The act of prayer involves entering into a space where the world falls away and where the person praying attempts to become one, at least momentarily, with the Other. Prayer can be a trance-like state, a state of deep dreaming about and longing for union with the Other.
From “Talk to the Lord,” the rhythmically clicking and swirling track that opens her new album, Mercy, to the haunting, moving, and atmospheric final track, “Last Farewell,” Natalie Bergman opens a space for prayer, a hymn of praise, and a celebration of meditation and its transformative affects.
The first track of her solo debut (she was previously part of the brother-sister duo Wild Belle), “Talk to the Lord,” opens in a sparse sonic landscape with Bergman’s bright vocals floating over a click-clacking percussion track, circling slowly higher until she’s joined by the Larry Landfair Singers in an acclamation of praise.

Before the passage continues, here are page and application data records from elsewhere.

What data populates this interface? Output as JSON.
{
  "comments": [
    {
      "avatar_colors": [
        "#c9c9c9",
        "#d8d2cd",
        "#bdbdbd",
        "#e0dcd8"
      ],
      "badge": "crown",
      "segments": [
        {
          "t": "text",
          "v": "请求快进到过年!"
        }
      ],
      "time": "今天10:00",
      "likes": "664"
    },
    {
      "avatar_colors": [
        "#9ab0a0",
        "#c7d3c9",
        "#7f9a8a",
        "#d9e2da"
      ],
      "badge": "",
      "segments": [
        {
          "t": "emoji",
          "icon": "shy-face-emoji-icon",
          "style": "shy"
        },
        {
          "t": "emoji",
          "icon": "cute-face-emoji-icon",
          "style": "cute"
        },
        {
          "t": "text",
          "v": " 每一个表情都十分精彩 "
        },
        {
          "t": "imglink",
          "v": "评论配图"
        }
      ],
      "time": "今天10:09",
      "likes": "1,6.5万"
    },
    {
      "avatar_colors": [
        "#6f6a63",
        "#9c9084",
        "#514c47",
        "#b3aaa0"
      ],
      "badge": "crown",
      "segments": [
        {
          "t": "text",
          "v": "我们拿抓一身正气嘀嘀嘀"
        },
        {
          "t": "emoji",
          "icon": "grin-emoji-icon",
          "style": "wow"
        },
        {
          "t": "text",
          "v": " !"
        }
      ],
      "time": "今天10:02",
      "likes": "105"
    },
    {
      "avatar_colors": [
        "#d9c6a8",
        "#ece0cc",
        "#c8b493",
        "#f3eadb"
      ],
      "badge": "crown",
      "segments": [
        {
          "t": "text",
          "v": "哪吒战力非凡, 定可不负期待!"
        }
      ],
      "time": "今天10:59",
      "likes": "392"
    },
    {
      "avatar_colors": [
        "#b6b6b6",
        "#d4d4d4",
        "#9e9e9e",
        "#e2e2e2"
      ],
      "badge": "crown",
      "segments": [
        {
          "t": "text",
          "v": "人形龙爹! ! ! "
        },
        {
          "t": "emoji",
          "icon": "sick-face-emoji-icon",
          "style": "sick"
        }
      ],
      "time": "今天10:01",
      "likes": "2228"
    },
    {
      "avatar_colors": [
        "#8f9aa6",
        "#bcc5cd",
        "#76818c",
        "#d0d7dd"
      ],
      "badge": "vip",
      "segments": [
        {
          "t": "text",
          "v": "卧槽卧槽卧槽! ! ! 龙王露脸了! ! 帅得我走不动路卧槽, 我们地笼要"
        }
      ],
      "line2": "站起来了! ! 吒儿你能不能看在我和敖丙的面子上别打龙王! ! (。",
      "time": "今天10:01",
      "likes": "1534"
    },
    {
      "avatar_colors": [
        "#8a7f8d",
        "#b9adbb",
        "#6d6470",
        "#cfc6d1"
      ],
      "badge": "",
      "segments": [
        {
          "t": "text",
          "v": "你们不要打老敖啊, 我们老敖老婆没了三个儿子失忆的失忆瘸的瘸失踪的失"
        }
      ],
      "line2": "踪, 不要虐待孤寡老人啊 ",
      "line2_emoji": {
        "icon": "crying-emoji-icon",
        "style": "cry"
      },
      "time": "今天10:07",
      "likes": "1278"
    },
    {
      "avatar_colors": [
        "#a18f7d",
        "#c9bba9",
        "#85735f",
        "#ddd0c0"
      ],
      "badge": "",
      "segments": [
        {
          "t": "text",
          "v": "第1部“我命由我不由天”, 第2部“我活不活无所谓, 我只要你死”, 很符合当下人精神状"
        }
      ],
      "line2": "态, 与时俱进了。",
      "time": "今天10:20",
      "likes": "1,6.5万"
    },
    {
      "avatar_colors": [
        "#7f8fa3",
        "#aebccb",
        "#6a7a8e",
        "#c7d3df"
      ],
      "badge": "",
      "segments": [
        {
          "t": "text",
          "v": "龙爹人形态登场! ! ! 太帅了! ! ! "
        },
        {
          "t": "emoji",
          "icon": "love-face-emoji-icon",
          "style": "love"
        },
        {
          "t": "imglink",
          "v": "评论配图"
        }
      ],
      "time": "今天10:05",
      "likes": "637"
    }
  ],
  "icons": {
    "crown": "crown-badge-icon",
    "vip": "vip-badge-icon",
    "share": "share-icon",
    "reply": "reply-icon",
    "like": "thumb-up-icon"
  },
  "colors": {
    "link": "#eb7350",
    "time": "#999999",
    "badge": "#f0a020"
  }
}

B3 organ strains ride spryly along beneath the call-and-response plea for sweet Jesus to “Shine Your Light on Me” in the song of that title, while swirling harmonies float along a reggae rhythm in the joyous “I Will Praise You.” Gentle guitar strums provide the somber melodic bed on which Bergman lays her questions about death and eternity and the power of prayer in “Home at Last,” while the jangly psychedelia of “Paint the Rain” ponders the transience of life and love, encouraging us to “love all the way” since, like the rain, life can be gone in an instant.
Mercy plumbs deep pain just as it celebrates walking through the darkness in order to emerge in the light. On many songs, Bergman whispers her prayers in a chanting style that rises to a gospel shout, and her soulful vocals enter our souls and inhabit us as we seek our own ways of praying or meditating about our relationships with the world and others.